Defining the Sanitation Needs of Women

Defining the sanitation needs of women
Defining the Sanitation Needs of Women

In a survey of public sector employees of sanitation-related institutions, we found that a majority of the respondents, regardless of their gender, agree that women have different and specific needs with regard to sanitation access. These differences were perceived to be mainly because of the biological make-up of the sexes, with women’s sanitation needs covering MHM. The need for privacy and more frequent access to toilets than men were other important aspects of differentiated sanitation needs, as identified by the respondents. The same factors were echoed in the interviews, with men and women noting: “Each person has needs and for women it is more complex and their needs are more”, “The needs of men and women are different. Probably men have alternative access outside of their homes, but not for women and kids”.

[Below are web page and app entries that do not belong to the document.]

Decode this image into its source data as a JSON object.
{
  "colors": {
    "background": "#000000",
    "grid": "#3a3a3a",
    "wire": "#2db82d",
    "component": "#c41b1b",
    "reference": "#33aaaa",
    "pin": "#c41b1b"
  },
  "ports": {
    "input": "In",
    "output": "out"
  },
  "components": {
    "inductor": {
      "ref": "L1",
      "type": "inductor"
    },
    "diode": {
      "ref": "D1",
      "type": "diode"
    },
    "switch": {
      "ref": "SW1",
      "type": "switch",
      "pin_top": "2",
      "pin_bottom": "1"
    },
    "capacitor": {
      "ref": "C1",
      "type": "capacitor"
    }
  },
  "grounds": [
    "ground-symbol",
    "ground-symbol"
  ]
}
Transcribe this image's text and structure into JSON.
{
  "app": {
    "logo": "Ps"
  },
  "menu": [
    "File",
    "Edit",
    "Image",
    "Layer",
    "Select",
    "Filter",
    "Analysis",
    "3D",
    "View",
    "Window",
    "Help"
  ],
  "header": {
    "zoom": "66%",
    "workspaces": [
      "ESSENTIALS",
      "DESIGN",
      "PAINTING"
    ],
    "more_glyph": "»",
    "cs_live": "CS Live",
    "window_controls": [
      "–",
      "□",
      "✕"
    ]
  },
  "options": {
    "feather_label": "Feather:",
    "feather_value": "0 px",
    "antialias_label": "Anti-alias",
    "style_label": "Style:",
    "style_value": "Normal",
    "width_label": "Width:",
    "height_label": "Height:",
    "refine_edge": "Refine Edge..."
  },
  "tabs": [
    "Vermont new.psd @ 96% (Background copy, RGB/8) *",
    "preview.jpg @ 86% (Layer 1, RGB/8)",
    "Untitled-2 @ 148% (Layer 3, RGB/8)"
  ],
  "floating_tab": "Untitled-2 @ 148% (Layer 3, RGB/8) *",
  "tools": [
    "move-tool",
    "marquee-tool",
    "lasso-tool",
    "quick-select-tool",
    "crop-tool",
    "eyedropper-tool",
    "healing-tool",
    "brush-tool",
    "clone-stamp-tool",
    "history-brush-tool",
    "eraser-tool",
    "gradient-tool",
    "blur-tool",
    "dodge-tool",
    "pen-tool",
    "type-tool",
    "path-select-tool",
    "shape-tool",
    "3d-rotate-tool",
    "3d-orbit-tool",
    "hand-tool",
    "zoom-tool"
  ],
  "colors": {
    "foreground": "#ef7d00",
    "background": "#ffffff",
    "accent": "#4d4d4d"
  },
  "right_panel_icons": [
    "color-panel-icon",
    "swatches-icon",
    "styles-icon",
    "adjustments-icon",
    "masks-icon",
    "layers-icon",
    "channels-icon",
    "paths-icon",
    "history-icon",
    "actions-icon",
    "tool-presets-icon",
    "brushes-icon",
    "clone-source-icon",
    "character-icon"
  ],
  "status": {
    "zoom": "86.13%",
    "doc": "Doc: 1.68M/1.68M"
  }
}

As part of our research on gender inequities in the sanitation sector in Kenya, we wanted to know, from among those working in the sector, and especially from among the leadership in the sector, how did they define the sanitation needs of women? And for men working in the sector, and women working in the sector, did they have different definitions? Given that there is gender inequity in employment among public sector institutions working in sanitation, it could be that having fewer women would lead to lapses or gaps in sanitation policy and programming when it comes to the needs of women. Among workers in public-sector sanitation-related institutions, there were relatively small differences in how men and women define the sanitation needs of women.

Athena Infonomics-Infographic-adequate & sanitation access

Based on the survey and interview responses, we identified six major features that were deemed essential for ensuring adequate and full sanitation access: (i) secure toilets, (ii) toilets that are safely accessible and without fear of physical or sexual violence from animals or human, (iii) toilets that are easily accessible and at a reasonable distance, (iv) facilities that offer privacy, (v) toilets that are affordable to construct, use and maintain and (vi) sanitation facilities that have proper means of sanitary napkin disposal and other features of effective menstrual hygiene management.

Zachary Burt
Zachary earned his PhD from the Energy and Resources Group at the University of California, Berkeley. He then completed his postdoctorate at Columbia University and a Fulbright Fellowship at the Indian Institute of Technology – Bombay. His research has focused on access, equity and affordability in water and sanitation systems. This incorporated considerations of climate adaptation, sustainability and public health.